[Exercise objective] Scan the data below and pick out the lines containing the word "JSON".

[Input material]
-- Opening Marker --

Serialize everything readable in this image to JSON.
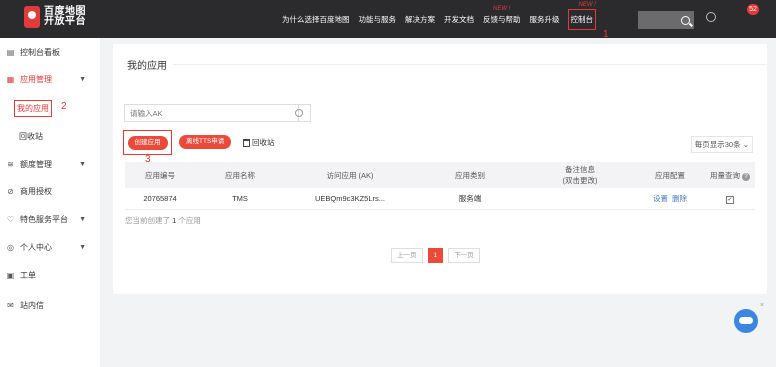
{
  "header": {
    "logo_line1": "百度地图",
    "logo_line2": "开放平台",
    "nav": [
      {
        "label": "为什么选择百度地图",
        "new": ""
      },
      {
        "label": "功能与服务",
        "new": ""
      },
      {
        "label": "解决方案",
        "new": ""
      },
      {
        "label": "开发文档",
        "new": ""
      },
      {
        "label": "反馈与帮助",
        "new": "NEW !"
      },
      {
        "label": "服务升级",
        "new": ""
      },
      {
        "label": "控制台",
        "new": "NEW !"
      }
    ],
    "annotation_1": "1",
    "notification_count": "52"
  },
  "sidebar": {
    "items": [
      {
        "icon": "dashboard-icon",
        "label": "控制台看板"
      },
      {
        "icon": "apps-icon",
        "label": "应用管理"
      },
      {
        "icon": "quota-icon",
        "label": "额度管理"
      },
      {
        "icon": "shield-icon",
        "label": "商用授权"
      },
      {
        "icon": "heart-icon",
        "label": "特色服务平台"
      },
      {
        "icon": "user-icon",
        "label": "个人中心"
      },
      {
        "icon": "ticket-icon",
        "label": "工单"
      },
      {
        "icon": "mail-icon",
        "label": "站内信"
      }
    ],
    "sub_my_apps": "我的应用",
    "sub_recycle": "回收站",
    "annotation_2": "2"
  },
  "main": {
    "title": "我的应用",
    "ak_placeholder": "请输入AK",
    "create_button": "创建应用",
    "tts_button": "离线TTS申请",
    "recycle_link": "回收站",
    "annotation_3": "3",
    "per_page": "每页显示30条",
    "table": {
      "headers": [
        "应用编号",
        "应用名称",
        "访问应用 (AK)",
        "应用类别",
        "备注信息",
        "应用配置",
        "用量查询"
      ],
      "remark_sub": "(双击更改)",
      "rows": [
        {
          "id": "20765874",
          "name": "TMS",
          "ak": "UEBQm9c3KZ5Lrs...",
          "type": "服务端",
          "remark": "",
          "config_set": "设置",
          "config_delete": "删除"
        }
      ]
    },
    "count_prefix": "您当前创建了",
    "count_value": "1",
    "count_suffix": "个应用",
    "pager": {
      "prev": "上一页",
      "current": "1",
      "next": "下一页"
    }
  }
}
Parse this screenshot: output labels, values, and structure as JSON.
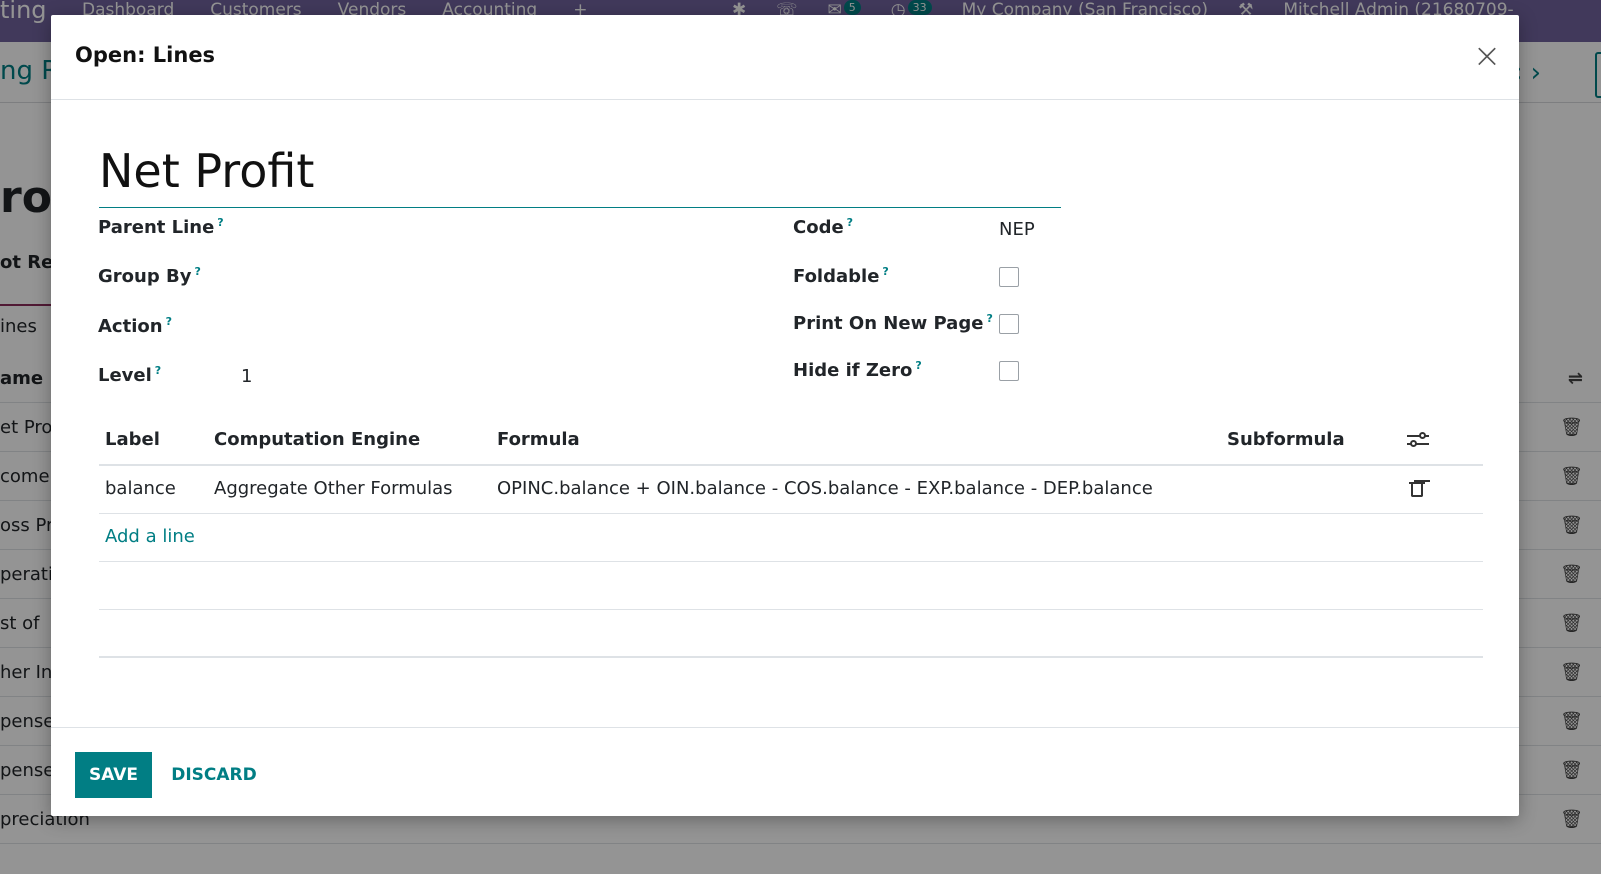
{
  "background": {
    "brand": "ting",
    "menu": [
      "Dashboard",
      "Customers",
      "Vendors",
      "Accounting",
      "+"
    ],
    "messages_count": "5",
    "activities_count": "33",
    "company": "My Company (San Francisco)",
    "user": "Mitchell Admin (21680709-",
    "breadcrumb": "ng Re",
    "pager": "‹ ›",
    "title": "rol",
    "subtitle": "ot Rep",
    "tab": "ines",
    "list_header": "ame",
    "list_rows": [
      "et Pro",
      "come",
      "oss Pr",
      "perati",
      "st of",
      "her In",
      "pense",
      "pense",
      "preciation"
    ]
  },
  "dialog": {
    "title": "Open: Lines",
    "close_glyph": "×",
    "name": "Net Profit",
    "fields": {
      "parent_line_label": "Parent Line",
      "group_by_label": "Group By",
      "action_label": "Action",
      "level_label": "Level",
      "level_value": "1",
      "code_label": "Code",
      "code_value": "NEP",
      "foldable_label": "Foldable",
      "print_on_new_page_label": "Print On New Page",
      "hide_if_zero_label": "Hide if Zero",
      "help_mark": "?"
    },
    "lines_table": {
      "columns": [
        "Label",
        "Computation Engine",
        "Formula",
        "Subformula"
      ],
      "rows": [
        {
          "label": "balance",
          "engine": "Aggregate Other Formulas",
          "formula": "OPINC.balance + OIN.balance - COS.balance - EXP.balance - DEP.balance",
          "subformula": ""
        }
      ],
      "add_line": "Add a line"
    },
    "footer": {
      "save": "SAVE",
      "discard": "DISCARD"
    }
  }
}
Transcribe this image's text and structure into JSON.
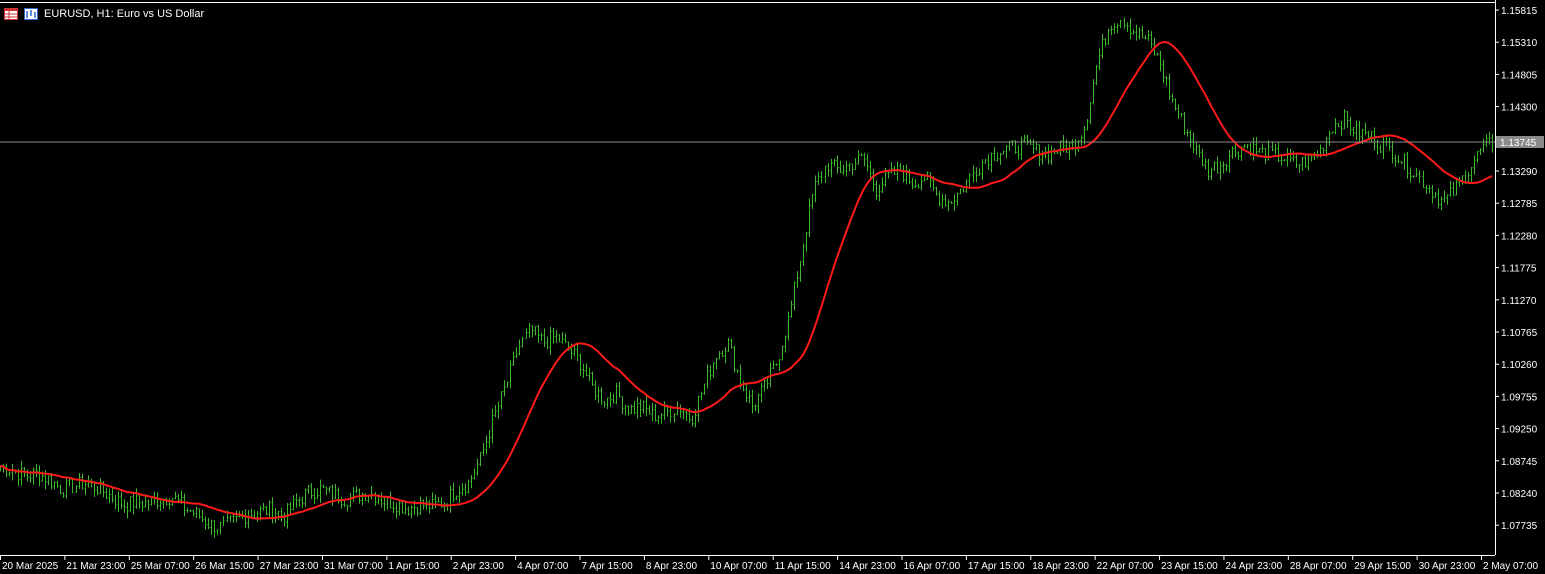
{
  "window": {
    "title": "EURUSD, H1:  Euro vs US Dollar",
    "icons": [
      "chart-table-icon",
      "chart-bars-icon"
    ]
  },
  "colors": {
    "background": "#000000",
    "bars": "#3CB82E",
    "moving_average": "#FF1A1A",
    "axis": "#FFFFFF",
    "bid_line": "#8A8A8A",
    "bid_label_bg": "#8A8A8A"
  },
  "chart_data": {
    "type": "bar",
    "symbol": "EURUSD",
    "timeframe": "H1",
    "description": "Euro vs US Dollar",
    "current_price": "1.13745",
    "price_ticks": [
      "1.15815",
      "1.15310",
      "1.14805",
      "1.14300",
      "1.13795",
      "1.13290",
      "1.12785",
      "1.12280",
      "1.11775",
      "1.11270",
      "1.10765",
      "1.10260",
      "1.09755",
      "1.09250",
      "1.08745",
      "1.08240",
      "1.07735"
    ],
    "time_ticks": [
      "20 Mar 2025",
      "21 Mar 23:00",
      "25 Mar 07:00",
      "26 Mar 15:00",
      "27 Mar 23:00",
      "31 Mar 07:00",
      "1 Apr 15:00",
      "2 Apr 23:00",
      "4 Apr 07:00",
      "7 Apr 15:00",
      "8 Apr 23:00",
      "10 Apr 07:00",
      "11 Apr 15:00",
      "14 Apr 23:00",
      "16 Apr 07:00",
      "17 Apr 15:00",
      "18 Apr 23:00",
      "22 Apr 07:00",
      "23 Apr 15:00",
      "24 Apr 23:00",
      "28 Apr 07:00",
      "29 Apr 15:00",
      "30 Apr 23:00",
      "2 May 07:00"
    ],
    "close_path": [
      1.0866,
      1.086,
      1.085,
      1.0855,
      1.0845,
      1.083,
      1.0835,
      1.084,
      1.083,
      1.0818,
      1.0805,
      1.081,
      1.0808,
      1.0815,
      1.0818,
      1.08,
      1.079,
      1.0775,
      1.077,
      1.078,
      1.079,
      1.0795,
      1.0798,
      1.0788,
      1.081,
      1.0825,
      1.083,
      1.0822,
      1.0815,
      1.082,
      1.0825,
      1.0812,
      1.0808,
      1.08,
      1.0806,
      1.0803,
      1.081,
      1.083,
      1.084,
      1.088,
      1.094,
      1.099,
      1.105,
      1.108,
      1.106,
      1.107,
      1.105,
      1.103,
      1.099,
      1.097,
      1.098,
      1.0955,
      1.096,
      1.0945,
      1.095,
      1.096,
      1.094,
      1.099,
      1.104,
      1.106,
      1.1,
      1.096,
      1.099,
      1.103,
      1.11,
      1.12,
      1.13,
      1.134,
      1.133,
      1.134,
      1.135,
      1.13,
      1.132,
      1.133,
      1.131,
      1.132,
      1.129,
      1.128,
      1.13,
      1.133,
      1.135,
      1.136,
      1.1365,
      1.137,
      1.136,
      1.1355,
      1.1365,
      1.137,
      1.14,
      1.15,
      1.156,
      1.157,
      1.1545,
      1.1535,
      1.15,
      1.144,
      1.14,
      1.136,
      1.133,
      1.134,
      1.136,
      1.137,
      1.136,
      1.1355,
      1.135,
      1.134,
      1.1345,
      1.136,
      1.14,
      1.141,
      1.139,
      1.1385,
      1.137,
      1.136,
      1.134,
      1.132,
      1.13,
      1.128,
      1.13,
      1.133,
      1.136,
      1.1375
    ]
  }
}
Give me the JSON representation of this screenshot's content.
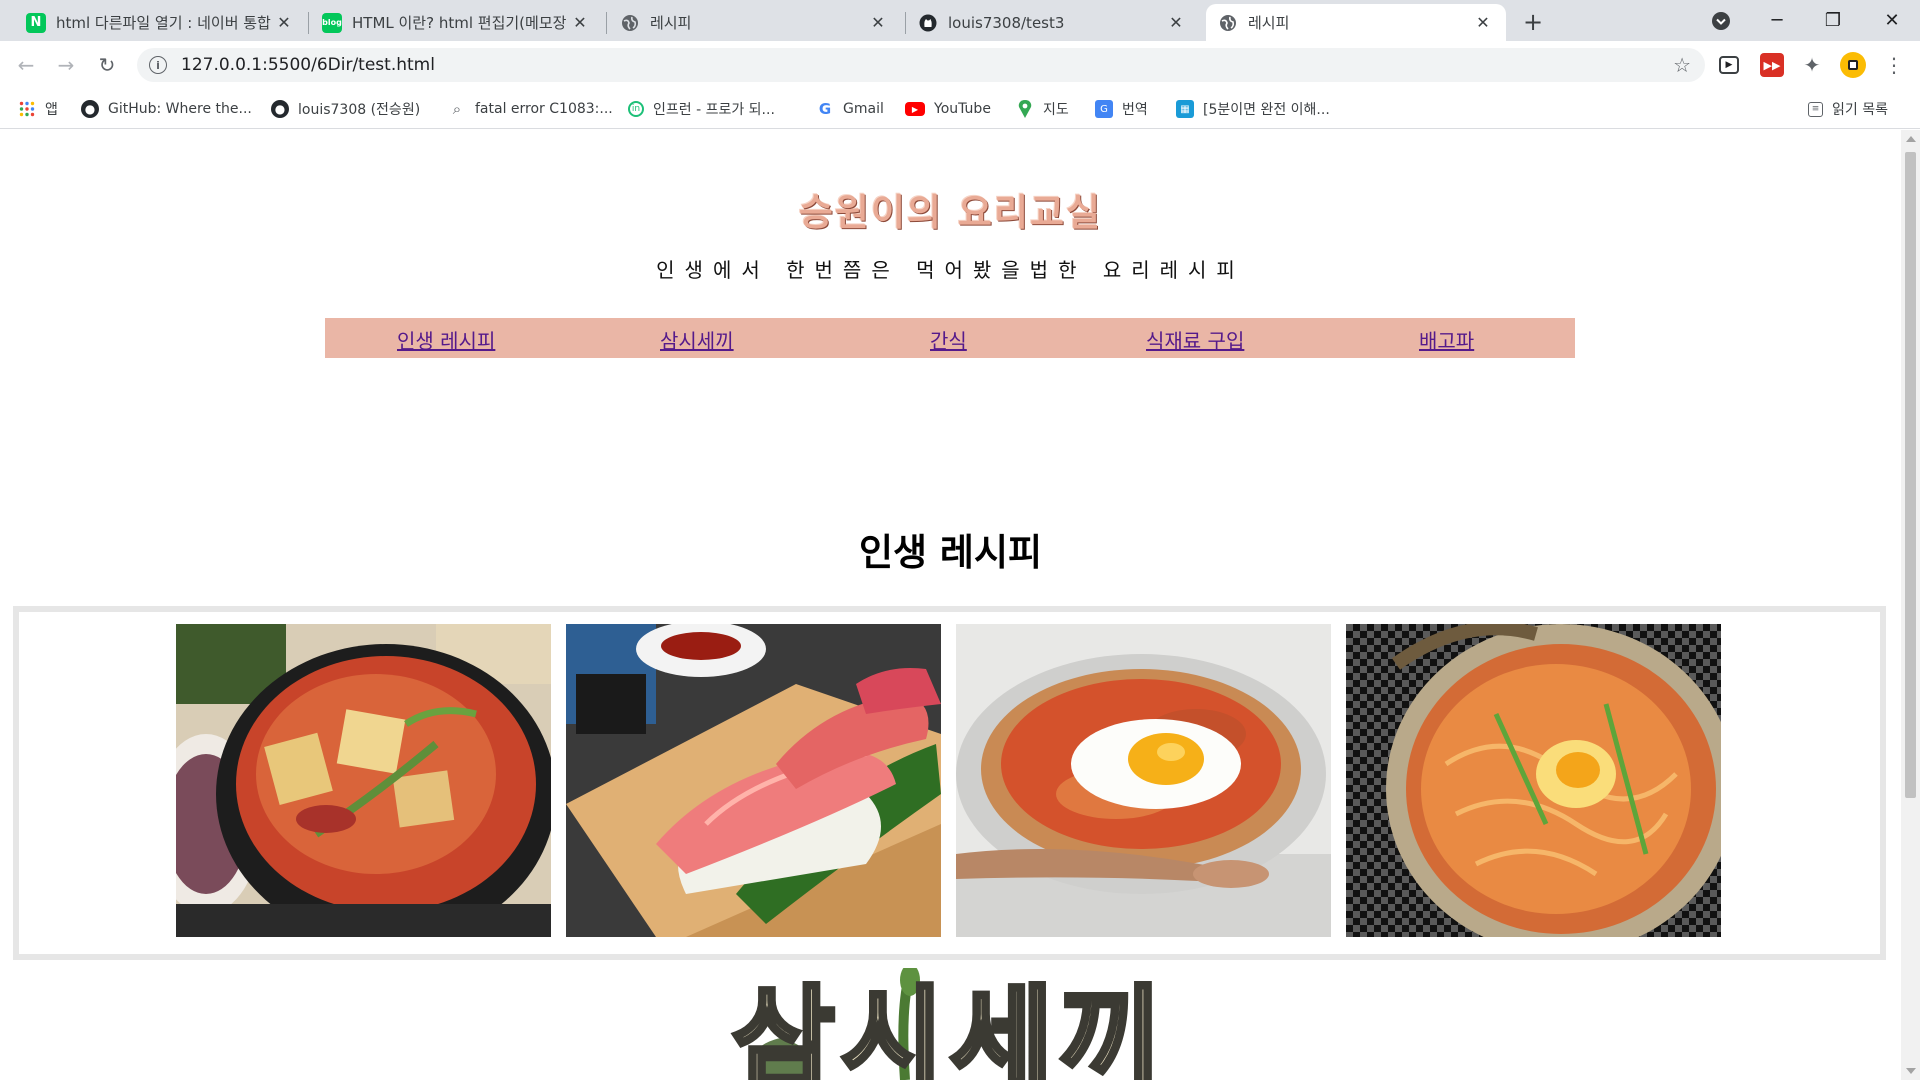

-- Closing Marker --

[Written reply]
Serialize everything readable in this image to JSON.
Parse this screenshot: output labels, values, and structure as JSON.
Transcribe this image's text and structure into JSON.
Give me the JSON representation of this screenshot's content.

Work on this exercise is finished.